Carl D. Regillo
• Acquired retinal macroaneurysms are focal saccular or fusiform dilations of retinal arterioles within the first three orders of branching of the arteriolar system:
– Typically located at arteriovenous crossings or arteriolar bifurcations
– The superotemporal arteriole is the most commonly reported site of involvement (due to its proclivity for visual impairment).
• Macroaneurysms may be bilateral in one-fifth of patients.
• Multiple macroaneurysms may be present in about 10% of patients.
• Systemic hypertension (75%)
• Atherosclerotic cardiovascular disease
• Age (most patients > 60 years)
• Sex (60–80% female)
• Retinal vein occlusions (12× higher prevalence of macroaneurysm in area drained by occluded vein)
Strict medical management of systemic hypertension
• Inelasticity of retinal arterioles secondary to the effects of aging, hypertension, and atherosclerotic disease predisposes to dilatation and formation of a macroaneurysm, of which there are 2 classical types (2)[C].
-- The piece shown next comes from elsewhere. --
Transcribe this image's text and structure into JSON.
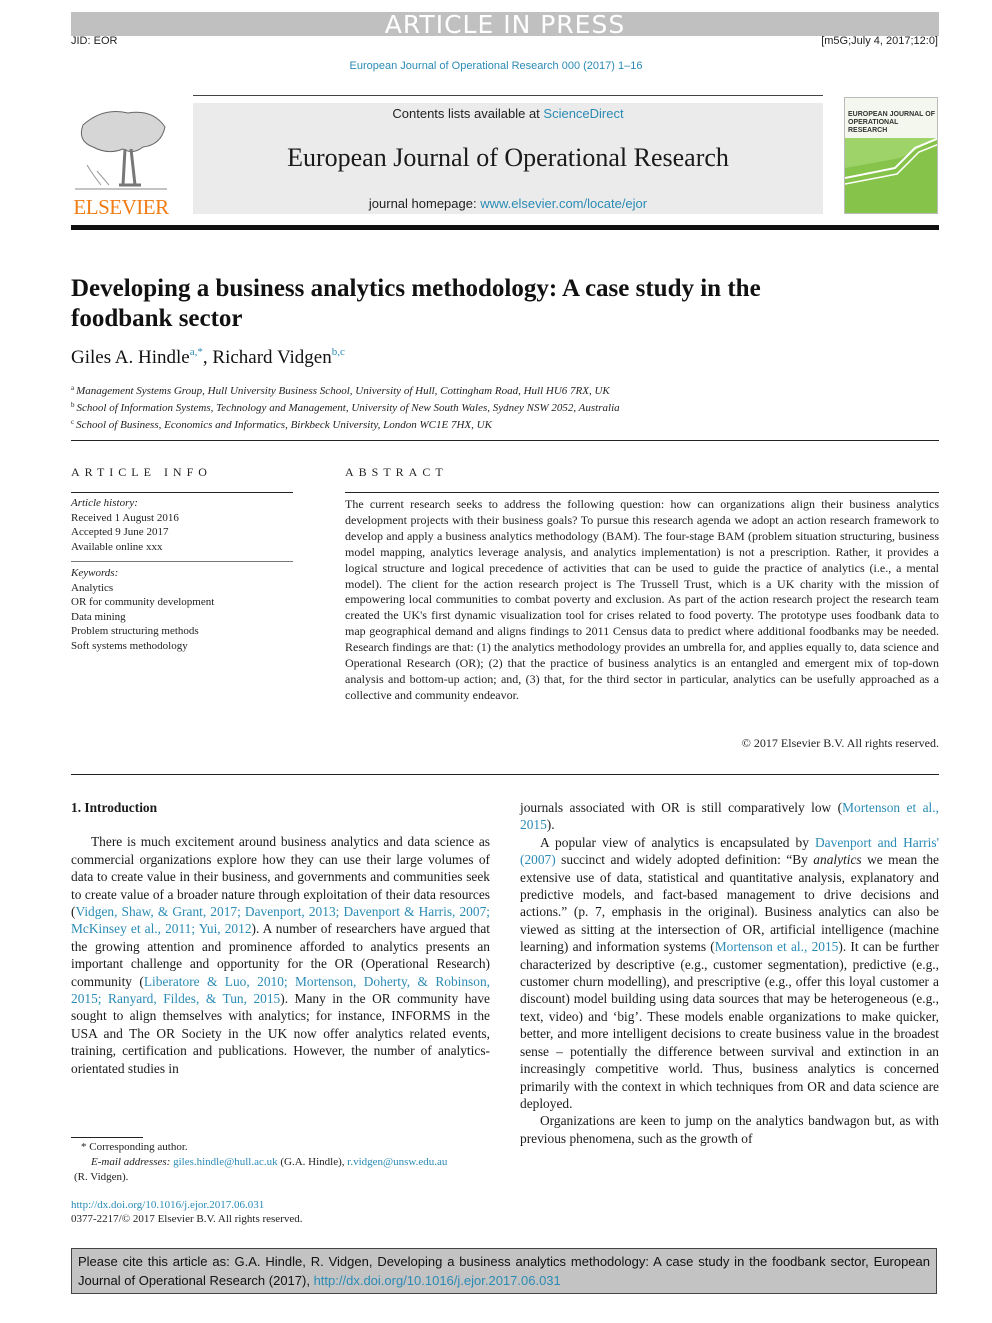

– Saccular (group 1): Characterized by acute decompensation with a variable degree of intraocular hemorrhage
– Fusiform (group 2): Characterized by chronic exudation of plasma constituents
See “Risk Factors.”
COMMONLY ASSOCIATED CONDITIONS
See “Risk Factors.”
• Painless vision loss; onset may be acute or subacute depending on the type of macroaneurysm.
– Macroaneurysms without any exudation or hemorrhage are asymptomatic and usually found incidentally.
• Macroaneurysm is evident on clinical ophthalmoscopic exam; pulsatile flow may be observed.
• Multiple macroaneurysms may be present on rare occasion.
• Serous retinal detachment, lipid exudation, and/or macular edema may be present.
• Hemorrhage may occur at various levels:
– Subretinal and subretinal pigment epithelium
DIAGNOSTIC TESTS & INTERPRETATION
• Fluorescein angiography (FA):
– Focal, uniform filling in the early arterial phase
– Leakage of surrounding dilated capillaries
• Indocyanine green (ICG) angiography:
– Useful for establishing the diagnosis in the setting of sub- or premacular hemorrhage; longer wavelength
• Optical coherence tomography:
– May be useful in cases with chronic exudation to track changes
Check blood pressure
• Gross: Distention of the retinal arteriole
• Microscopic: Fibroglial proliferation, deposits of hemosiderin, lipoidal exudates, extravasated blood
• Retinal vascular abnormalities and diseases:
– Diabetic retinopathy
– Retinal capillary hemangioma
– Retinal venous occlusive disease
– Retinal telangiectasis
– Retinal cavernous hemangioma
– Hemorrhagic pigment epithelial detachment of age-related macular degeneration
– Polypoidal choroidal vasculopathy
Observation hemorrhage or in the absence of vision loss
– For exudation that threatens or involves the fovea in the absence of hemorrhage that would preclude laser
– Low intensity, longer duration argon green or yellow laser to microvascular changes surrounding the leaking aneurysm
– Direct treatment of the aneurysm remains controversial (may in theory result in vitreous hemorrhage or branch retinal artery occlusion and distal ischemia).
• Pars plana vitrectomy:
– To clear vitreous hemorrhage
– For recent (<1 week) massive subfoveal hemorrhage, surgical evacuation with subretinal injection of tissue plasminogen activator has been described.
• Retina specialist
• Primary care physician for evaluation and management of associated systemic risk factors (See “Risk Factors”)
Macroaneurysm: eMedicine Ophthalmology (emedicine.medscape.com/article/1224043-overview)
• The visual prognosis may be variable (2)[B]:
– Macular hemorrhage or chronic edema may result in decreased visual acuity.
– Spontaneous thrombosis and involution may occur, leaving a vessel kink overlying a pseudodisciform plaque.
– Artery may in some cases return to normal.
• Vision loss related to the following:
– Macular scarring secondary to hemorrhage or chronic edema
– Vitreous hemorrhage
– Retinal detachment
1. Panton RW, Goldberg MF, Farber MD. Retinal artery macroaneurysm: Risk factors and natural history. Br J Ophthalmol 1990;74(10):595–600.
2. Abdel-Khalek MN, Richardson J. Retinal macroaneurysm: Natural history and guidelines for treatment. Br J Ophthalmol 1986;70(1):2–11.
3. Brown DM, Sobol WM, Folk JC, et al. Retinal arteriolar macroaneurysms: Long term visual outcome. Br J Ophthalmol 1994;78:534–538.
4. Rabb MF, Gagliano DA, Teske MP. Retinal arterial macroaneurysms. Surv Ophthal 1988;33:73–96.